Barbara Zeller commented on 18-Dec-2014 08:24 AM
I was in Birchbark Books this past weekend, and believe it may have been Pallas who also put a book in my hands, albeit figuratively: Penelope Fitzgerald: A Life,’ by Hermione Lee. I had put it in my stack on the counter, but then put it back on the shelf at checkout on a trade for something else I wanted to purchase. Just a word from Pallas - well, you should pick that up later because it is a fantistic book - had me grabbing up the book again and adding it back to the stack. I am anxious to begin it.

I have enjoyed many books recommended by the staff at Birchbark Books. An especially powerful book that I am currently reading, and that has reached me on so many levels, is "Sacred Wilderness" by Susan Power. Finding that I need to read it slowly to understand and savor all that is there.
Post a Comment!

Canoe Family

Recent PostsRSS

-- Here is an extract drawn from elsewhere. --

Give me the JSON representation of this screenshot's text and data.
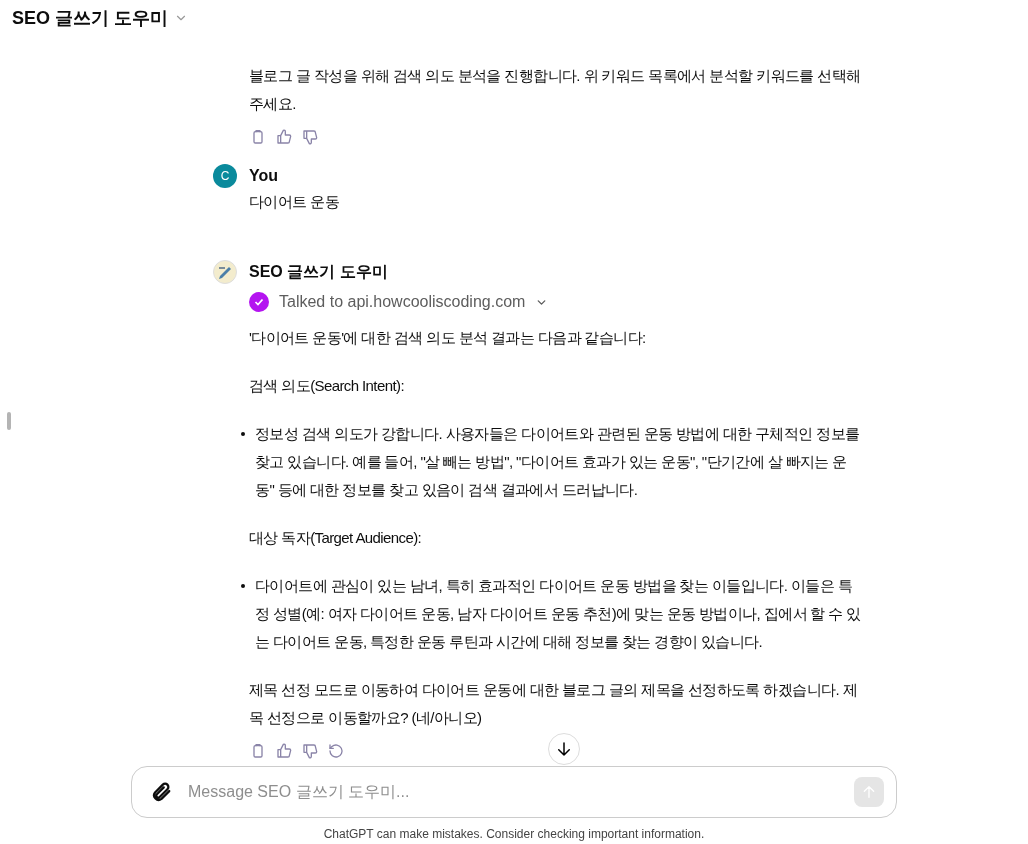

Too Loud A Solitude Gryphon Press customers peculiar touches of green and gold Keeping Heart on Pine Ridge Philip Roth Remarkable Trees germany The Porcupine Year Book Review Fireworks The Resilient Gardener france Dogs Gail Caldwell Beth Dooley Empire of the Summer Moon Michael Jackson city of books Let's Take the Long Way Home Magers and Quinn plants Keystone XL Milkweed Press S.C. Gwynne Love post holiday Greenland Minnesota Peak Oil health care reform gratitude bill mckibben Vic Glover Native Arts Anton Treuer Alice Munro Mankato Powwow coyote The Wealth of Nature neighborhood anniversary north dakota Education show your love Kate DiCamillo Our Knowledge Is Not Primitive the most romantic city in the world book and dinner club Wolf Hall Ha Jin Easter Island Makoons how good looking you are NACDI:All My Relations Rare Books Peak Water Ojibwemowin Victory Gardens The Ojibwe Women and Trees Master Butchers Singing Club The Birchbark House Native People This Green World monkey in a dryer Poetry Hillary Clinton Birchbark Books Ice Aza State Troopers friends Mohamed's Ghosts boarding school William Trevor euphoria 2666 birchbark house series Nemesis Guthrie Theater The Blue Sky Anishinabe Gary Clement Nero Chickadee favorite dog Keepers of the Trees photography Green Team Video solstice, Thomas King Brown Dog fresh water Louise mississippi spring The Round House More Remarkable Trees cafe closing favorite book Up Late Again Tree Houses china Bohumil Hrabal School Gardens green aquifer thank you friends Catalyst Collective Denial The Game of Silence Light in August ireland Kenwood Gardens Anishinabemowin leaves and snow devoted customers Climate Change twins Minneapolis The Transition Handbook Wendy Makoons Geniusz Roberto Bolano Tar Sands Emily Johnson gardens language revitalization pilgrims joy Afghanistan Too Much Happiness cafe adventure Hilary Mantel National Book Award ptsd buffalo Ojibwe E.L. Doctorow post holiday reads ependent Small Bookstores as Commons thanks World on the Edge Unnatural Disasters italy The Farmer's Daughter Jim Harrison support Zombies local economy Pembina sweden Dartmouth knowledge The Royal Prussian Library President Obama Aubrey/Maturin graphix Chitra Divakaruni japan Wastepaper Botany British Navy Czech Writer Bill Moyers Journal Interview favorite tree Patrick O'Brian tree books H2Oil Islam trees Population incarnation Kabul Stephen Salisbury Crushing Books Alan Weisman Bleak House Canada